The Jerusalem embassy move gives a clear symbol to the world that the two-state solution is dead. There can be no other result than continued violence. As much as I feel an attachment to Jerusalem, there’s no avoiding the fact that, if there isn’t a settlement over it, the conflict will not end. That doesn’t mean giving it up completely; an international city could work, or even slicing the city up into Jewish and Palestinian components. The question of how best to settle it is another subject entirely.

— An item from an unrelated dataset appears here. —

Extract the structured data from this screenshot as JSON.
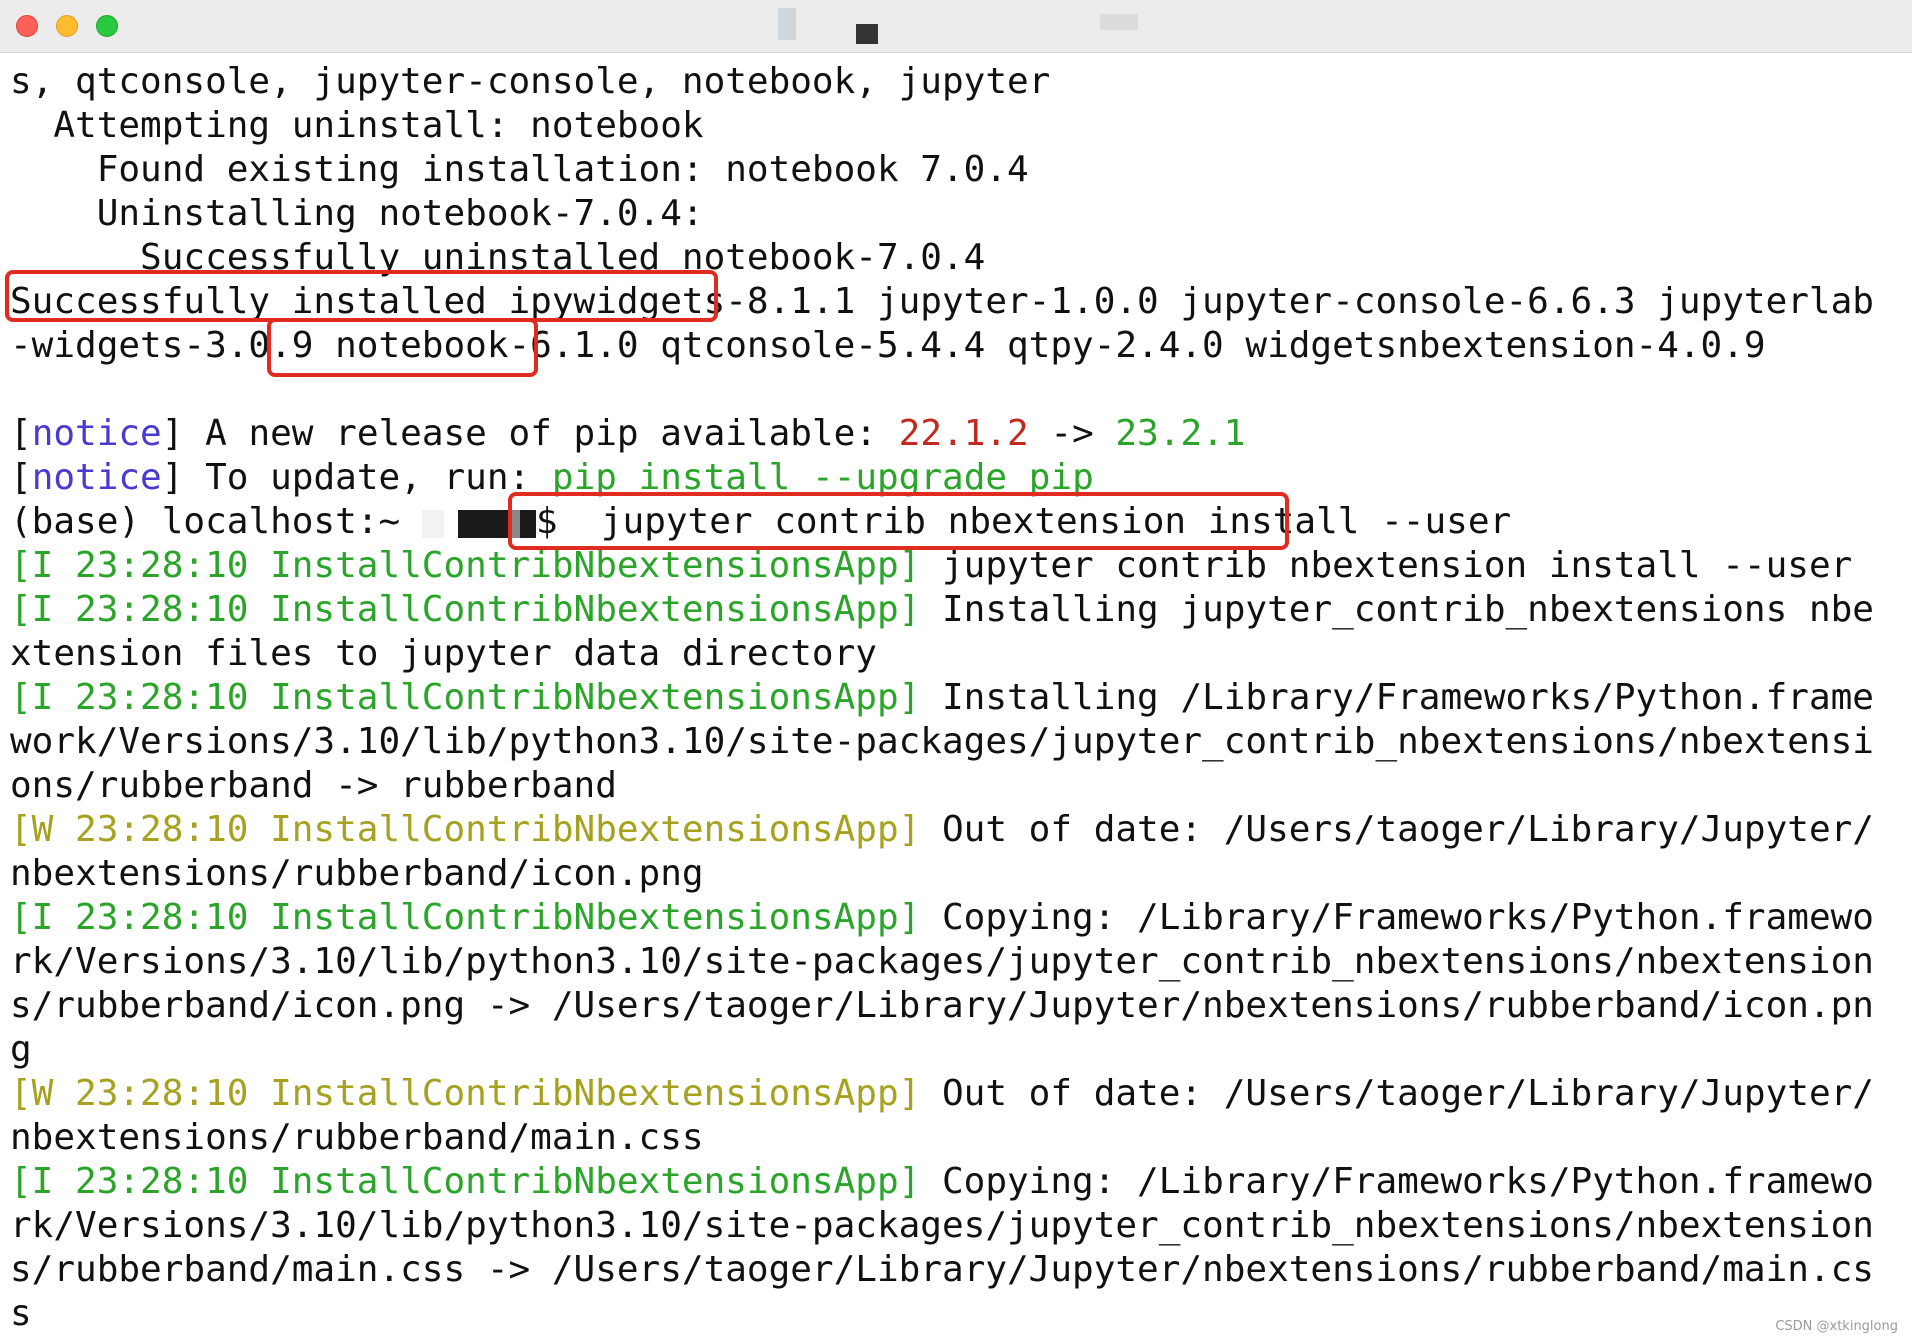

Israel gave Jews the world over something to be proud of, and Jerusalem served as its crown. The longer the conflict drags on, though, the more Israel isolates itself. That historic Jewish need for security has evolved into a condition of perpetual fear, to the point that no power disparity can ever be enough to placate that sense of instability. These feelings make it particularly easy for certain figures to manipulate Israeli officials into doing the bidding of more powerful countries. Watching Netanyahu lie prostrate before our president in the US is the Zionist dream in reverse, as is this overly militarized whack-a-mole-style response to Palestinian discontent.

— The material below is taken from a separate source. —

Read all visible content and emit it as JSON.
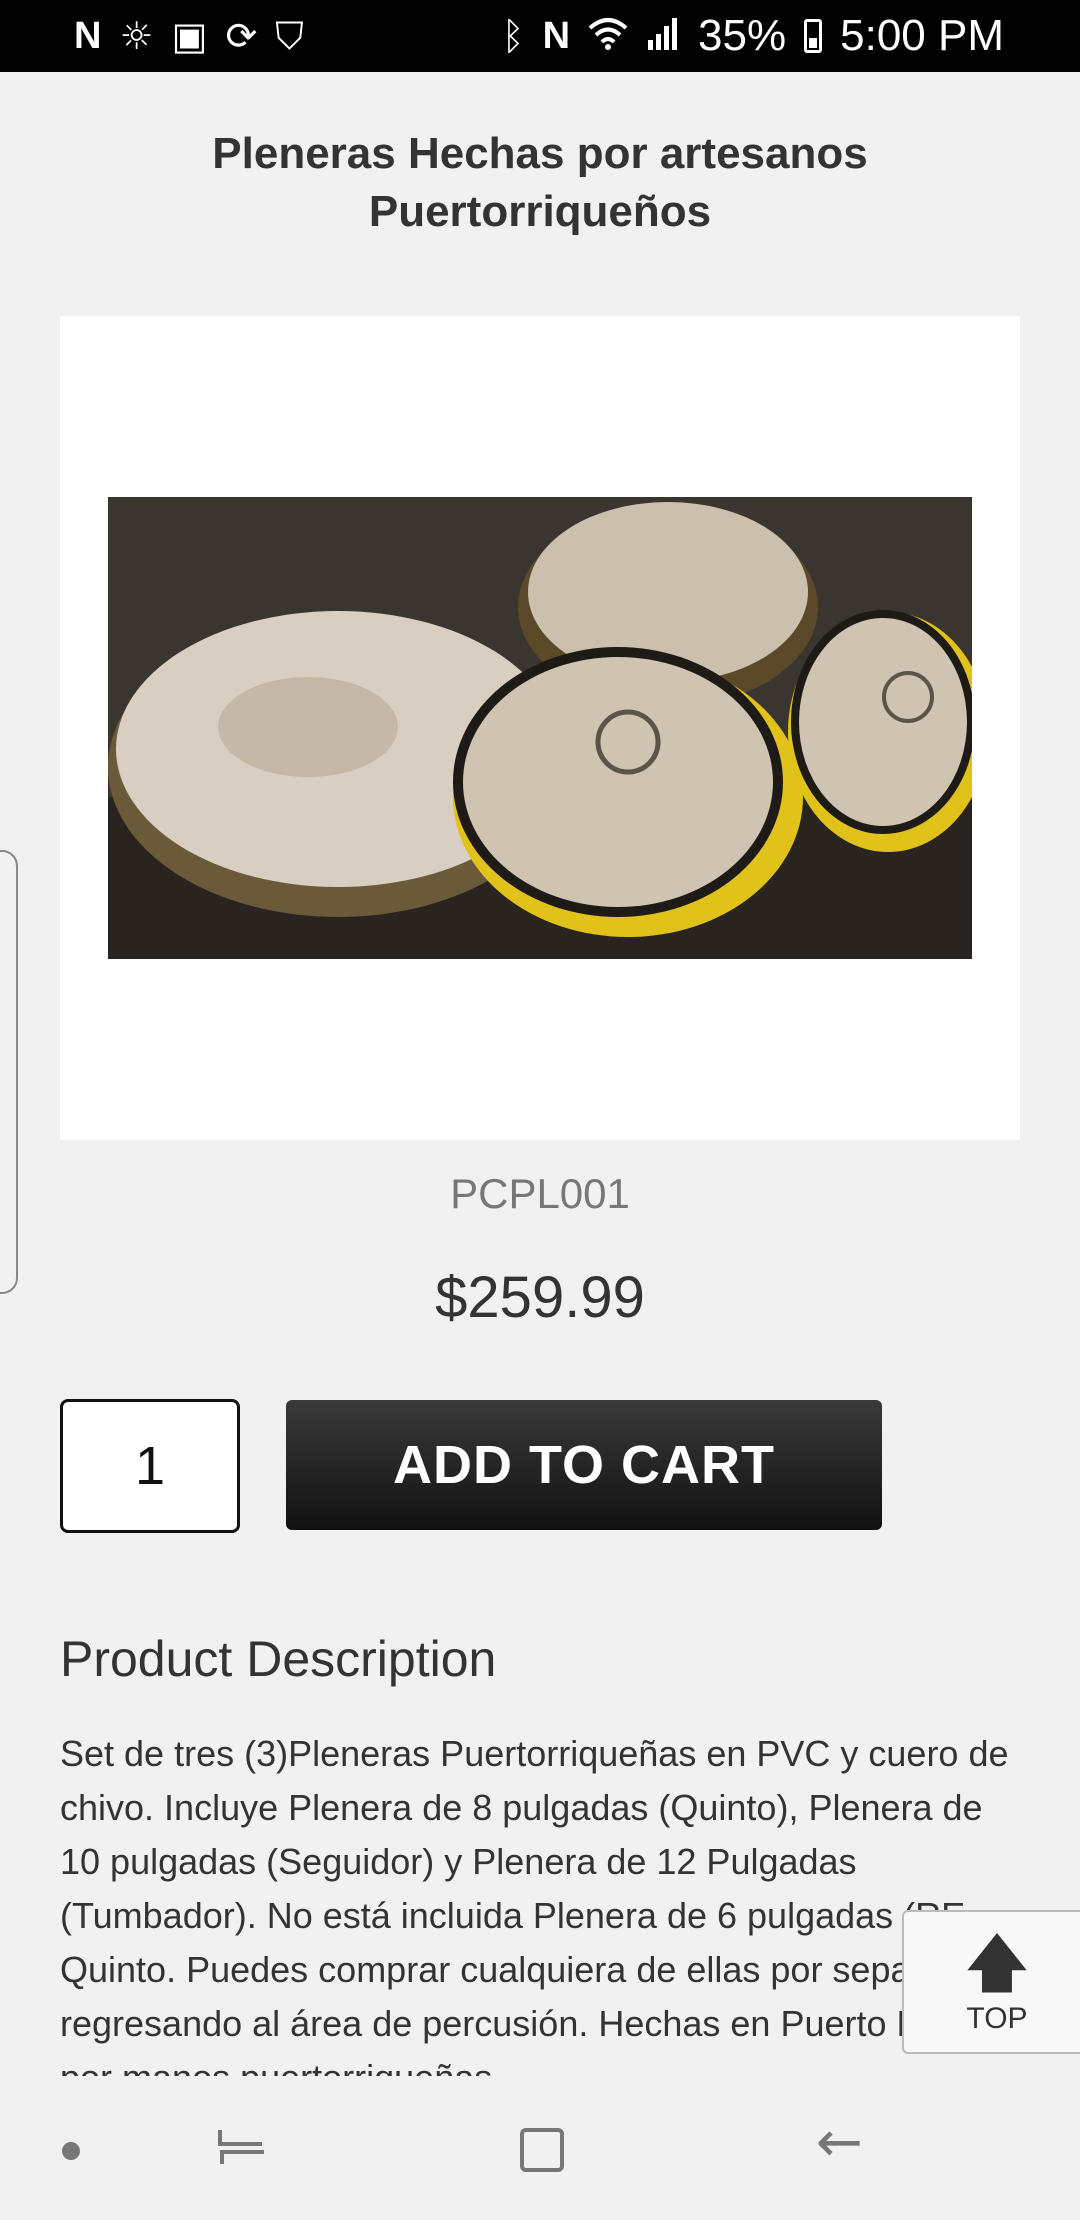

There’s so many walls on Israel’s borders that it begs the question of who’s being penned in. This feeling of insecurity in Israeli society has bred a ghetto mentality, in which Israel isolates itself from the world and depends on the hegemon for its protection. As the conflict continues, Israeli society continues to be corrupted by these impulses. The end result endangers Israeli security in more ways than one - continued conflict leads to escalation, and the demographic issue always looms. Relying on the United States cripples Israel’s freedom of action. Isolating itself from the global community makes the country unsustainable, held in place only by the United States’ continued dominance, which is far from guaranteed.
None of that really touches on the Palestinian side of things, in part because I wrote this specifically for a Jewish, pro-Israeli audience. From a Palestinian point of view, however, there are obvious, ongoing humanitarian concerns. Not only is there a great deal of physical suffering, but the toll it takes on the Palestinian psyche is also enormous. Few Palestinians in Gaza have been unhurt by the series of wars. Every Palestinian in the West Bank knows the checkpoints, and has seen the constant presence of Israeli soldiers. Under such levels of stress, anger is bound to boil over, and certain prejudices are bound to come out.

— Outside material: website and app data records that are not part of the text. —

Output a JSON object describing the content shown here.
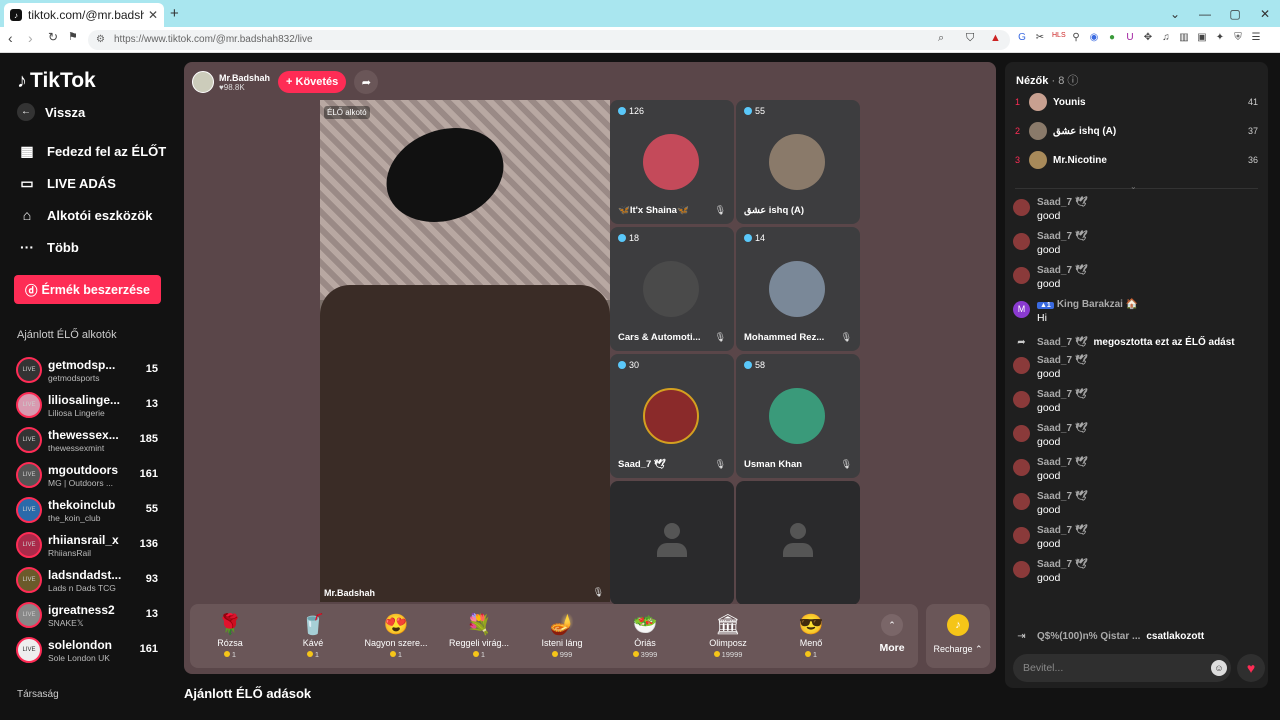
{
  "browser": {
    "tab_title": "tiktok.com/@mr.badshah832",
    "url": "https://www.tiktok.com/@mr.badshah832/live",
    "new_tab": "+",
    "tab_close": "✕"
  },
  "sidebar": {
    "logo": "TikTok",
    "nav": [
      {
        "label": "Vissza",
        "icon": "back-arrow-icon"
      },
      {
        "label": "Fedezd fel az ÉLŐT",
        "icon": "calendar-icon"
      },
      {
        "label": "LIVE ADÁS",
        "icon": "video-camera-icon"
      },
      {
        "label": "Alkotói eszközök",
        "icon": "house-icon"
      },
      {
        "label": "Több",
        "icon": "more-dots-icon"
      }
    ],
    "coins_button": "Érmék beszerzése",
    "recommended_heading": "Ajánlott ÉLŐ alkotók",
    "creators": [
      {
        "name": "getmodsp...",
        "sub": "getmodsports",
        "count": "15"
      },
      {
        "name": "liliosalinge...",
        "sub": "Liliosa Lingerie",
        "count": "13"
      },
      {
        "name": "thewessex...",
        "sub": "thewessexmint",
        "count": "185"
      },
      {
        "name": "mgoutdoors",
        "sub": "MG | Outdoors ...",
        "count": "161"
      },
      {
        "name": "thekoinclub",
        "sub": "the_koin_club",
        "count": "55"
      },
      {
        "name": "rhiiansrail_x",
        "sub": "RhiiansRail",
        "count": "136"
      },
      {
        "name": "ladsndadst...",
        "sub": "Lads n Dads TCG",
        "count": "93"
      },
      {
        "name": "igreatness2",
        "sub": "SNAKE𝕏",
        "count": "13"
      },
      {
        "name": "solelondon",
        "sub": "Sole London UK",
        "count": "161"
      }
    ],
    "companion": "Társaság"
  },
  "stage": {
    "host_name": "Mr.Badshah",
    "host_likes": "♥98.8K",
    "follow_button": "+ Követés",
    "live_tag": "ÉLŐ alkotó",
    "host_label": "Mr.Badshah",
    "guests": [
      {
        "count": "126",
        "name": "🦋It'x Shaina🦋",
        "avatar_color": "#c44a5a"
      },
      {
        "count": "55",
        "name": "عشق ishq (A)",
        "avatar_color": "#8a7a6a"
      },
      {
        "count": "18",
        "name": "Cars & Automoti...",
        "avatar_color": "#4a4a4a"
      },
      {
        "count": "14",
        "name": "Mohammed Rez...",
        "avatar_color": "#7a8898"
      },
      {
        "count": "30",
        "name": "Saad_7 🕊",
        "avatar_color": "#8a2a2a"
      },
      {
        "count": "58",
        "name": "Usman Khan",
        "avatar_color": "#3a9a7a"
      }
    ],
    "gifts": [
      {
        "name": "Rózsa",
        "price": "1",
        "icon": "🌹"
      },
      {
        "name": "Kávé",
        "price": "1",
        "icon": "🥤"
      },
      {
        "name": "Nagyon szere...",
        "price": "1",
        "icon": "😍"
      },
      {
        "name": "Reggeli virág...",
        "price": "1",
        "icon": "💐"
      },
      {
        "name": "Isteni láng",
        "price": "999",
        "icon": "🪔"
      },
      {
        "name": "Óriás",
        "price": "3999",
        "icon": "🥗"
      },
      {
        "name": "Olimposz",
        "price": "19999",
        "icon": "🏛"
      },
      {
        "name": "Menő",
        "price": "1",
        "icon": "😎"
      }
    ],
    "more_label": "More",
    "recharge_label": "Recharge ⌃"
  },
  "recommended_live_heading": "Ajánlott ÉLŐ adások",
  "viewers_panel": {
    "heading": "Nézők",
    "count": "· 8",
    "top": [
      {
        "rank": "1",
        "name": "Younis",
        "score": "41"
      },
      {
        "rank": "2",
        "name": "عشق ishq (A)",
        "score": "37"
      },
      {
        "rank": "3",
        "name": "Mr.Nicotine",
        "score": "36"
      }
    ]
  },
  "chat": {
    "messages": [
      {
        "user": "Saad_7 🕊",
        "text": "good"
      },
      {
        "user": "Saad_7 🕊",
        "text": "good"
      },
      {
        "user": "Saad_7 🕊",
        "text": "good"
      },
      {
        "user": "King Barakzai 🏠",
        "text": "Hi",
        "badge": "▲1"
      },
      {
        "user": "Saad_7 🕊",
        "text": "megosztotta ezt az ÉLŐ adást",
        "system": true
      },
      {
        "user": "Saad_7 🕊",
        "text": "good"
      },
      {
        "user": "Saad_7 🕊",
        "text": "good"
      },
      {
        "user": "Saad_7 🕊",
        "text": "good"
      },
      {
        "user": "Saad_7 🕊",
        "text": "good"
      },
      {
        "user": "Saad_7 🕊",
        "text": "good"
      },
      {
        "user": "Saad_7 🕊",
        "text": "good"
      },
      {
        "user": "Saad_7 🕊",
        "text": "good"
      }
    ],
    "joined_user": "Q$%(100)n% Qistar ...",
    "joined_text": "csatlakozott",
    "input_placeholder": "Bevitel..."
  },
  "colors": {
    "accent": "#fe2c55",
    "stage_bg": "#5a4649",
    "panel_bg": "#1f1f1f"
  }
}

Recognizing Jerusalem is largely symbolic - the actually embassy move will not occur for another several years - but it delivers a deathblow to the peace process, shows the Palestinians that they have no options other than violence, isolates Israel further from the global stage, makes Americans, Israelis and Jews targets and continues to escalate out a conflict that has devastating effects on the Palestinian population, and toxic effects on the Israeli mind. And all that, I say knowing the intense spiritual attachment so many Jews feel for the city.
So, in short, I’d say it’s a bad thing.